The Continuum Hypothesis
In the late nineteenth century, Georg Cantor invented a theory that is now known as the continuum hypothesis. He attempted to prove that it holds for all sets of reals, but he struggled. He also met with serious opposition from other mathematicians, especially those who were reluctant to accept infinite objects into their work.
The Continuum Hypothesis has become one of the most important open problems in set theory, and it remains unsolved to this day. It was considered so important by Hilbert that he placed it first on his list of “open questions” to be tackled by the 20th century.
Several seminal figures have tried to solve the continuum hypothesis, including Saharon Shelah and Godel.
Shelah’s approach to the problem centered on a new question: How many “small” subsets of a set should there be in order to cover every small subset by only a few of them? Shelah was able to use this approach to prove a variety of impressive results in cardinal arithmetic, and he also reversed a fifty-year trend of independence results.
He did this by making his universe of constructible sets as small as possible, and then using the resulting space to prove that it is consistent with the continuum hypothesis. This result did not prove that the continuum hypothesis is true, but it did prove that it is consistent with current mathematical methods.
After this achievement, other mathematicians began to wonder if the continuum hypothesis might be solvable in general, and whether we could find a model of the mathematical world that would lead to its failure.
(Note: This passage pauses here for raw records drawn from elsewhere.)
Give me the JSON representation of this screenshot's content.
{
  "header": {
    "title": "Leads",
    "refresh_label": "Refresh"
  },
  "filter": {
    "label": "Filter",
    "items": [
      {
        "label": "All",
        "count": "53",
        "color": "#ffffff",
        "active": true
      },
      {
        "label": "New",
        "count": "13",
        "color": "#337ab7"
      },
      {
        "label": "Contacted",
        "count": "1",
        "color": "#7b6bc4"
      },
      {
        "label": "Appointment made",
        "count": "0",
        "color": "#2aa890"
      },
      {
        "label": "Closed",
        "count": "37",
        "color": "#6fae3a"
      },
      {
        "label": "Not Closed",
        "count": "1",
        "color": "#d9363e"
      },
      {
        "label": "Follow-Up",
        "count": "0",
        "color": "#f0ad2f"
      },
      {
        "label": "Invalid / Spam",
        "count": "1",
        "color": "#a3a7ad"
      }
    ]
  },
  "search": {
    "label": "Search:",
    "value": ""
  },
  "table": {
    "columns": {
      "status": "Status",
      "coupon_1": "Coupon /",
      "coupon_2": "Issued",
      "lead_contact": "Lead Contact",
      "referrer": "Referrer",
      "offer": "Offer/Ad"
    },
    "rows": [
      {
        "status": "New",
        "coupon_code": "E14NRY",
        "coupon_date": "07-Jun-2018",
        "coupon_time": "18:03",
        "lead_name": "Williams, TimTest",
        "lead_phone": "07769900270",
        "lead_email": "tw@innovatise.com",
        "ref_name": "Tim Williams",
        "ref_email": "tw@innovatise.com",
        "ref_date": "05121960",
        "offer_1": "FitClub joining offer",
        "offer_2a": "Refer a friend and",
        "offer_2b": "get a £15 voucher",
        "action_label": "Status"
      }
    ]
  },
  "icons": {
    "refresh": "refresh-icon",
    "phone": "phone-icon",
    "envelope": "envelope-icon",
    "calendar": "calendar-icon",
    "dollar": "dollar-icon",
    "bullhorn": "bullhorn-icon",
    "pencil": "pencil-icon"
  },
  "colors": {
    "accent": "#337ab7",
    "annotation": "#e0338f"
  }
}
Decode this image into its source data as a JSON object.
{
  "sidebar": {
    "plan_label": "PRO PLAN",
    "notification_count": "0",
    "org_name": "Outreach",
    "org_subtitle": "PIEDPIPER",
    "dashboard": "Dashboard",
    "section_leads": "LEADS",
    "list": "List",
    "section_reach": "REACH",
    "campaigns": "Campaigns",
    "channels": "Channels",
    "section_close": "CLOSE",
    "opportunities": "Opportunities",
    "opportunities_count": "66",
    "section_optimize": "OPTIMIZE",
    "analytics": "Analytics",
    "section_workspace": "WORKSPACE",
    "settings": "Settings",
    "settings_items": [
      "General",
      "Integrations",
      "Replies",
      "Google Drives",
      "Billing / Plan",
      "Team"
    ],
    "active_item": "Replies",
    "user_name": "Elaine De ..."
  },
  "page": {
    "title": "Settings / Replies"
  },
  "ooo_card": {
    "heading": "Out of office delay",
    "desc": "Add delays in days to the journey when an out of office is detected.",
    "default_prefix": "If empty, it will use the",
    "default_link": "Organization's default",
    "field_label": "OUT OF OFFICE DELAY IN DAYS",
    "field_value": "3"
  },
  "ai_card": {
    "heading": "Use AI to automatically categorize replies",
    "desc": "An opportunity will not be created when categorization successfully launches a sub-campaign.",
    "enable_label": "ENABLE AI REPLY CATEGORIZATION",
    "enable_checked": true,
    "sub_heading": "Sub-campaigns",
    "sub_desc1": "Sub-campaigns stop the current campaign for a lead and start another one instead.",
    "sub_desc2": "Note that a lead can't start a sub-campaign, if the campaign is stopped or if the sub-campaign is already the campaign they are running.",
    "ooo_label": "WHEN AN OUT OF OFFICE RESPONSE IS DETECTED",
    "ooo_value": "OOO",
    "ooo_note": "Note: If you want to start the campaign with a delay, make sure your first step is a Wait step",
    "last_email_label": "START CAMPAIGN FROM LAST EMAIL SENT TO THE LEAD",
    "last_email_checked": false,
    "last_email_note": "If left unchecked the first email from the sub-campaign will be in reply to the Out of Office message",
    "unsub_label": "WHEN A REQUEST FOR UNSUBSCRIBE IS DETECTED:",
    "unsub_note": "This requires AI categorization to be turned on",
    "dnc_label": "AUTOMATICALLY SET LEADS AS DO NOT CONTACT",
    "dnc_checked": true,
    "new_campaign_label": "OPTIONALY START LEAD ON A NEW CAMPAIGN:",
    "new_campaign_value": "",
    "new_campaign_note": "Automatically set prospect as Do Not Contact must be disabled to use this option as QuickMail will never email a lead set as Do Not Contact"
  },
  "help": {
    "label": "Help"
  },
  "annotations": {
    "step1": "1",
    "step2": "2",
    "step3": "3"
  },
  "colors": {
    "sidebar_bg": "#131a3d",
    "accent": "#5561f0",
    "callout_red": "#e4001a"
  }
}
This could mean that we cannot solve the continuum hypothesis with current methods, which is what both Godel and Hilbert thought was true.
As of the mid-nineties, mathematicians were able to prove that the continuum hypothesis holds for a special class of sets called Borel sets. These sets are not the usual sets that mathematicians work with, but they are concrete.
These Borel sets are so large that they represent a vastly larger part of the mathematical universe than the usual sets that mathematicians work in. Nonetheless, it is a remarkable result that makes it more likely that the continuum hypothesis will be solved in the future.
Moreover, by focusing on sets that are definable, rather than arbitrary sets of reals, mathematicians have been able to develop better methods for proving that the continuum hypothesis holds. In fact, this is the basis of most modern approaches to the problem.
In this way, the continuum hypothesis was able to take hold of a much wider field of study than it did in the past. It is now a central component of mathematical set theory, a field that is expanding and building on itself, rather than being stuck in its prehistory. This is a very exciting development in the history of mathematics!